You have NO! projected growth until late into 2014. And that's assuming you don't go belly up before then. You are grasping at nonrealities if you think you'll be fine in the Spring. Quite to the contrary you will begin to unravel at a rapid pace by then......Krogerrrr Lonnnggg Krogerrr Stronnnnggggg
Full carts and happy customers provide same store sales increases.
This is one of the few supermarkets that has been unable to achieve same store sales increases in the current environment of relatively high food price inflation.Even chains that are losing customers due to the economy are getting sales increases because of commodity inflation.
The company has gone 13 quarters with sales dropping and has showed no signs of being able to reverse the trend.
This was made worse when last quarters numbers came out.The same store sales loss had gone from almost double digits down to the low 2% range and appeared to be improving coming into the numbers.The percentage of sales drop bounced up to the high 2% range and sent the stock back down.
The net has been preserved by cutting cap ex year after year.The company has finally admitted they need to start spending in that area again.This will put huge pressure on the net unless sales start to rise.
Most pensions are not doing that great right now even if the companies are providing what in the past would have been sufficient capital as pensions are just like savers.They have cash and are looking for conservative investments.Take the current real estate situation and add it to the fed/gov artificially holding down interest rates and most expected returns on pensions are overstated.

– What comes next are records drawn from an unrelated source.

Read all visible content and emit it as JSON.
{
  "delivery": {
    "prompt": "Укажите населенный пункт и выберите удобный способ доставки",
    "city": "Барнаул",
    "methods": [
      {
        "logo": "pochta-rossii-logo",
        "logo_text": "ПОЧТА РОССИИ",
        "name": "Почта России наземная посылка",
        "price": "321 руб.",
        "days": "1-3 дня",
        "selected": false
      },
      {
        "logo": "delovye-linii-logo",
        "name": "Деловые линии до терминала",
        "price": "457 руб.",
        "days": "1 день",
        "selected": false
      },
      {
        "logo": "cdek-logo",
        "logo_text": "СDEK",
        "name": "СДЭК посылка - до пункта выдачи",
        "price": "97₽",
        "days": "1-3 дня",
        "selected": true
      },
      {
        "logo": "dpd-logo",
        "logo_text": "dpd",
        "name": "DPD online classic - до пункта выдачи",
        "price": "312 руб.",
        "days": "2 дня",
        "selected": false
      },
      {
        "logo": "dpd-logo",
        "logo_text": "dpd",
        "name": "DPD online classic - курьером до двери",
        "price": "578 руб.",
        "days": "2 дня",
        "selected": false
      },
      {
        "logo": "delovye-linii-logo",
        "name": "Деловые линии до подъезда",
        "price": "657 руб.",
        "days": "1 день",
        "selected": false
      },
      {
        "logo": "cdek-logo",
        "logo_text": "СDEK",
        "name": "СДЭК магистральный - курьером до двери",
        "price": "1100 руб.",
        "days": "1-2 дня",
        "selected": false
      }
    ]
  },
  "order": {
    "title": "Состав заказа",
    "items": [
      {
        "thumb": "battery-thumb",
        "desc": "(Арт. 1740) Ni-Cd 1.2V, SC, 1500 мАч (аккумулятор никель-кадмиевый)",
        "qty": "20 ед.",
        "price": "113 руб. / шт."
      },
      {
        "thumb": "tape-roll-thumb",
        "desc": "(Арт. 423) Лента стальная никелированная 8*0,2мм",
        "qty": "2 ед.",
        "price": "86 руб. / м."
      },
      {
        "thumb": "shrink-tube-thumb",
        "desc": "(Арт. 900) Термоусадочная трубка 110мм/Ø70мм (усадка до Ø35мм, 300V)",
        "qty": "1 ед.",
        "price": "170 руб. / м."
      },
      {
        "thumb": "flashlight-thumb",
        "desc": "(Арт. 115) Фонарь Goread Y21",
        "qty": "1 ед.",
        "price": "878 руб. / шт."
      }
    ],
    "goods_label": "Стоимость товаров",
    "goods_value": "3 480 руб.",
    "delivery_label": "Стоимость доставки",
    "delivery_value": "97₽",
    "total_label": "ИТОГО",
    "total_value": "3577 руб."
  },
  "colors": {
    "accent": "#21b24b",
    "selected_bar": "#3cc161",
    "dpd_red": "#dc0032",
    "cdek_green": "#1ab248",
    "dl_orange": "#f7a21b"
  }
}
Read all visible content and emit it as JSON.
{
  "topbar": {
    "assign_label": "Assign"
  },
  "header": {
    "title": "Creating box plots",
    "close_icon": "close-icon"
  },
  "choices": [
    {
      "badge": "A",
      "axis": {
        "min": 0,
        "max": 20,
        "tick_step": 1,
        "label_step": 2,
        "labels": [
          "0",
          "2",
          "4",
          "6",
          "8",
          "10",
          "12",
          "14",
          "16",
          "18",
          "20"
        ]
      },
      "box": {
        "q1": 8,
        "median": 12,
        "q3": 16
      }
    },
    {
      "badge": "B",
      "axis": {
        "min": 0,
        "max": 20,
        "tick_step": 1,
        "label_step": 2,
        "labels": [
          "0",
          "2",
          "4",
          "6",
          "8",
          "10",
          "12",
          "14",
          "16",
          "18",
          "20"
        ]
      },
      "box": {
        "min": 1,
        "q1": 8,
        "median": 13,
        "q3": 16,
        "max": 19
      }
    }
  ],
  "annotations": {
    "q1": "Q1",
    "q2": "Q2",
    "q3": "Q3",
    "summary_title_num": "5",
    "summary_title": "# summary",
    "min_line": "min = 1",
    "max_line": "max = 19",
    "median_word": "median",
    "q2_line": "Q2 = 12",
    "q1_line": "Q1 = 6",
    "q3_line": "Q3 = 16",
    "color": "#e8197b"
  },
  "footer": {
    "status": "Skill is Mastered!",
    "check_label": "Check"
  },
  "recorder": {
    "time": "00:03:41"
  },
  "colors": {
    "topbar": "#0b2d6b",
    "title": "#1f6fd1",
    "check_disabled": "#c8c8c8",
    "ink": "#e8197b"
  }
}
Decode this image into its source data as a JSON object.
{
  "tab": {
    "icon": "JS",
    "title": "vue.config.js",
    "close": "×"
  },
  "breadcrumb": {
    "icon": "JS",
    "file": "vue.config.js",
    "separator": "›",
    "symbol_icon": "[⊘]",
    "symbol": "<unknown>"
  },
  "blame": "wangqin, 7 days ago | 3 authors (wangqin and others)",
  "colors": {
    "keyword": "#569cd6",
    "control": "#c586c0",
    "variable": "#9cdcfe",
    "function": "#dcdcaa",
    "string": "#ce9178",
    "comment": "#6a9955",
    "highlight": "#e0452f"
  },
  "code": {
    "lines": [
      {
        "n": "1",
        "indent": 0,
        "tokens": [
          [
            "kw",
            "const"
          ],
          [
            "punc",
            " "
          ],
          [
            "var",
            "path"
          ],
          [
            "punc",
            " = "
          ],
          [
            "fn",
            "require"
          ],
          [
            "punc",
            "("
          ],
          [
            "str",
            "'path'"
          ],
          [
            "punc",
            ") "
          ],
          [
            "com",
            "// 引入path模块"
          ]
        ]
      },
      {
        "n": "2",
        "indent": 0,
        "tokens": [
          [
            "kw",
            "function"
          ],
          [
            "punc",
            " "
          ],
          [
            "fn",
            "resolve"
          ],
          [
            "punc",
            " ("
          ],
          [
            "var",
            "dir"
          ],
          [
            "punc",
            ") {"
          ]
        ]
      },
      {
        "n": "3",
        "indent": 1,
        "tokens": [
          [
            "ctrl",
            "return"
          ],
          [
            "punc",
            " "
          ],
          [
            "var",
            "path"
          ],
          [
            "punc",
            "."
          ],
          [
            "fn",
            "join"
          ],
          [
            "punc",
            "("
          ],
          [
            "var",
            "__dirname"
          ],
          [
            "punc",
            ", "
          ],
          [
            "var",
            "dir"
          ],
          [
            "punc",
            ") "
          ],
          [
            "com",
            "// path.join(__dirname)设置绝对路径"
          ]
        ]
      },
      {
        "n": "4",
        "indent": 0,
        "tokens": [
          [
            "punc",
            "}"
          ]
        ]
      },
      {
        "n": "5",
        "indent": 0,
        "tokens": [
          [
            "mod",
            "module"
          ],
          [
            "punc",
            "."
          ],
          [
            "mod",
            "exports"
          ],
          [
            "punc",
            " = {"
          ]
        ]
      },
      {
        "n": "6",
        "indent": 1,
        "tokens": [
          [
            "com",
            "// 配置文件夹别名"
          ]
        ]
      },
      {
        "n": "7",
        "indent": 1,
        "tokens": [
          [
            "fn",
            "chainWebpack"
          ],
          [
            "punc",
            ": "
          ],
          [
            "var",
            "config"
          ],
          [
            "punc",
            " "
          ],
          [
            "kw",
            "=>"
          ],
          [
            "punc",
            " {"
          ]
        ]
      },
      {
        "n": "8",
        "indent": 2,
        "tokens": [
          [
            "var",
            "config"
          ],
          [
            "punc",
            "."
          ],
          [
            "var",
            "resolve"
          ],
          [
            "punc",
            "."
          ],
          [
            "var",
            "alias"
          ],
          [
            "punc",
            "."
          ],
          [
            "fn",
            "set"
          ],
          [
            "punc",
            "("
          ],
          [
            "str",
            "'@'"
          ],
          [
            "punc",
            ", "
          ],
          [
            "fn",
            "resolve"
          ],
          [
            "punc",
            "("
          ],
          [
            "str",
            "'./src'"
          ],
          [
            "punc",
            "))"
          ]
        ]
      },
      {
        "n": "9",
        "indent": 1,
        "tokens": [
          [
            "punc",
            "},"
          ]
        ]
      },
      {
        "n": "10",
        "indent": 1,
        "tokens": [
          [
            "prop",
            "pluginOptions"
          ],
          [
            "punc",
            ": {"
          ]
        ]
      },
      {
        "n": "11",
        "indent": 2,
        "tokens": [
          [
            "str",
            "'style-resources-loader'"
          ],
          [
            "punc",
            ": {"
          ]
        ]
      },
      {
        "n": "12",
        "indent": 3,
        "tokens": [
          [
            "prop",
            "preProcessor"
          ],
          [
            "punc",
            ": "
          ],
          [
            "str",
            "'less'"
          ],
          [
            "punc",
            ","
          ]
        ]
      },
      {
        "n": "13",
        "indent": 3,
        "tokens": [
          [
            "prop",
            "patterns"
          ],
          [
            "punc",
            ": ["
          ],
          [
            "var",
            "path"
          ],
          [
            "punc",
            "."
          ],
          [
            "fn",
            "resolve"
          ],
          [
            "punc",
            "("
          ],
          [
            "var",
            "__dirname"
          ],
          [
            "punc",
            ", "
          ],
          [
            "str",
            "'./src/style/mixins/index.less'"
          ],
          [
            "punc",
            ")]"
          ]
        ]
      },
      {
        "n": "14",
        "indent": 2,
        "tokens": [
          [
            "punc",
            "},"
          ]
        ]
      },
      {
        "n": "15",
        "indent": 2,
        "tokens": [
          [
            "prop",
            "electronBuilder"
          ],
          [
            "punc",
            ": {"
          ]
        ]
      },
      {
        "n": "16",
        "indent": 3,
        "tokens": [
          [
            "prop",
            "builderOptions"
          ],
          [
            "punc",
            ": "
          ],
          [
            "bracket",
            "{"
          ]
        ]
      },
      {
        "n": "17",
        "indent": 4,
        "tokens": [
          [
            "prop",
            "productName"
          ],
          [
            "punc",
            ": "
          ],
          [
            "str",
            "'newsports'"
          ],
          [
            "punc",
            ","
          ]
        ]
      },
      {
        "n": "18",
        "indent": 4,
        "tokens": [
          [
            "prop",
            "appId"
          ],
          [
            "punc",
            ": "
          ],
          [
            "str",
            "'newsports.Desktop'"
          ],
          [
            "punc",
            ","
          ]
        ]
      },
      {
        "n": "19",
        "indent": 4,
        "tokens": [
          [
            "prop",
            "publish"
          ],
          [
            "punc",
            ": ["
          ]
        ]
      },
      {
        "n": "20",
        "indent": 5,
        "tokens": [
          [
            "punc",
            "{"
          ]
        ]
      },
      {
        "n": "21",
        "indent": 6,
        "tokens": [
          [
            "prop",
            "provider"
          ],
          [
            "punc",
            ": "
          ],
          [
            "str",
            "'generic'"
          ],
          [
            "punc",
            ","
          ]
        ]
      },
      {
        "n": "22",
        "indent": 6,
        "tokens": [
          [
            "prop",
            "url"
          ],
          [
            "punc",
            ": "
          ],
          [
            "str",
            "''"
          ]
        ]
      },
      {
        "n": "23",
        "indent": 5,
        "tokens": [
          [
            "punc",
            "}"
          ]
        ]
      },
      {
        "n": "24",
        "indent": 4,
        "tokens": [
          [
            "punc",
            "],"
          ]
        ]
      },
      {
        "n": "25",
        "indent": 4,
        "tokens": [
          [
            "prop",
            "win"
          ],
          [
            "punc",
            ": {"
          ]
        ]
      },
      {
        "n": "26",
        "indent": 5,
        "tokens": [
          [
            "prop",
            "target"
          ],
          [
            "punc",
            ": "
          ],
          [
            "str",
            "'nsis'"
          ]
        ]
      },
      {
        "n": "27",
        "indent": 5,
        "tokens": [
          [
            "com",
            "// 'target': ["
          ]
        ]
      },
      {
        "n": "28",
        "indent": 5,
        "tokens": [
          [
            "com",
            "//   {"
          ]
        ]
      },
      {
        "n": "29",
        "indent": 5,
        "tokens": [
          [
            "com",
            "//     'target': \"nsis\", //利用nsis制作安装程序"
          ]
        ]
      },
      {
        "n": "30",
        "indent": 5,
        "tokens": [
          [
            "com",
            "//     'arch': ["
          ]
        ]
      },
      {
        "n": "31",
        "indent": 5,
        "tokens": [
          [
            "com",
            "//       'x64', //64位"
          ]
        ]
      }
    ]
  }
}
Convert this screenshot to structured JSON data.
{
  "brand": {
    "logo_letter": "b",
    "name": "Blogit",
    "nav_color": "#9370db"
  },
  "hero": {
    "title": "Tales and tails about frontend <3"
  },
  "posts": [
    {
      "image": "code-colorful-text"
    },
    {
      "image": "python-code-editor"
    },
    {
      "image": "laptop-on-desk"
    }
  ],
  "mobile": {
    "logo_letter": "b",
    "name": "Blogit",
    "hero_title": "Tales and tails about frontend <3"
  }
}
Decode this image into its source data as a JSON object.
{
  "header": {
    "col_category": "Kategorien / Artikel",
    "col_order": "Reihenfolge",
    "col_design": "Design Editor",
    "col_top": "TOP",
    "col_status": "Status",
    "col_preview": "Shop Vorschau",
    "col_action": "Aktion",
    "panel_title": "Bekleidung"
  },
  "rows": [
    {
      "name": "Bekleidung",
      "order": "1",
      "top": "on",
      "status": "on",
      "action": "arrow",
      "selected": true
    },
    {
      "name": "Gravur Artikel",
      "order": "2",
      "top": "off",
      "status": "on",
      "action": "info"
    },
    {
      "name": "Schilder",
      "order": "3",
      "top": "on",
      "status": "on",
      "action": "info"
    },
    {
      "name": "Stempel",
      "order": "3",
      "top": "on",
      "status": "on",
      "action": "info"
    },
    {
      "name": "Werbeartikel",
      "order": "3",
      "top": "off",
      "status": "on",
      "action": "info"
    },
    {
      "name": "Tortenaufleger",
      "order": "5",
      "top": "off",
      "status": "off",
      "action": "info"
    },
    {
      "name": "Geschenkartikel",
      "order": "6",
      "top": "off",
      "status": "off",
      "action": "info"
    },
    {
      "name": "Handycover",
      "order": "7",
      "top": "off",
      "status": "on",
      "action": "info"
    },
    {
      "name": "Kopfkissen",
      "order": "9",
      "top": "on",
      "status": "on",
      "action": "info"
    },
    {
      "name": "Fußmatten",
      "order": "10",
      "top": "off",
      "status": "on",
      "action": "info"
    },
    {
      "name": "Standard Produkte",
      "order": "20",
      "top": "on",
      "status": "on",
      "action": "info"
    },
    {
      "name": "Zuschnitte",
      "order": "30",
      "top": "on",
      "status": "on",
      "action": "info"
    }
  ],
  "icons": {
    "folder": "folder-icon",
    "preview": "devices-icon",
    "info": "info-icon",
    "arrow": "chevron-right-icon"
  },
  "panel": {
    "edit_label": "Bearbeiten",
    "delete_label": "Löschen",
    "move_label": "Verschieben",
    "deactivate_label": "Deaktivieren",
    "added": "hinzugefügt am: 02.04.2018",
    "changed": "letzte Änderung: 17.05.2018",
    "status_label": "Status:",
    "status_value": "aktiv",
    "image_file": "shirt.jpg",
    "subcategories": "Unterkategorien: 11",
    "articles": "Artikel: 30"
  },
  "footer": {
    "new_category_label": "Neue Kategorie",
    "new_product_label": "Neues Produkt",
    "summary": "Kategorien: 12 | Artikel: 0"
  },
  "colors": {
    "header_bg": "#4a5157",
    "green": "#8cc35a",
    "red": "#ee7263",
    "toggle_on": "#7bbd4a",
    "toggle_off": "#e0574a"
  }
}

With all of the issues and problems this company has one advantage, its size in comparison to its value.If the company starts to produce the stock price would have plenty of room to run.The problem is at this point the only thing that they can do to get the stock moving is run competitive grocery stores and they have shown no inclination in that department.If they do not improve at what after all is their main business there are plenty of chains that are adding new stores and entering new territories that will be willing to serve the customers.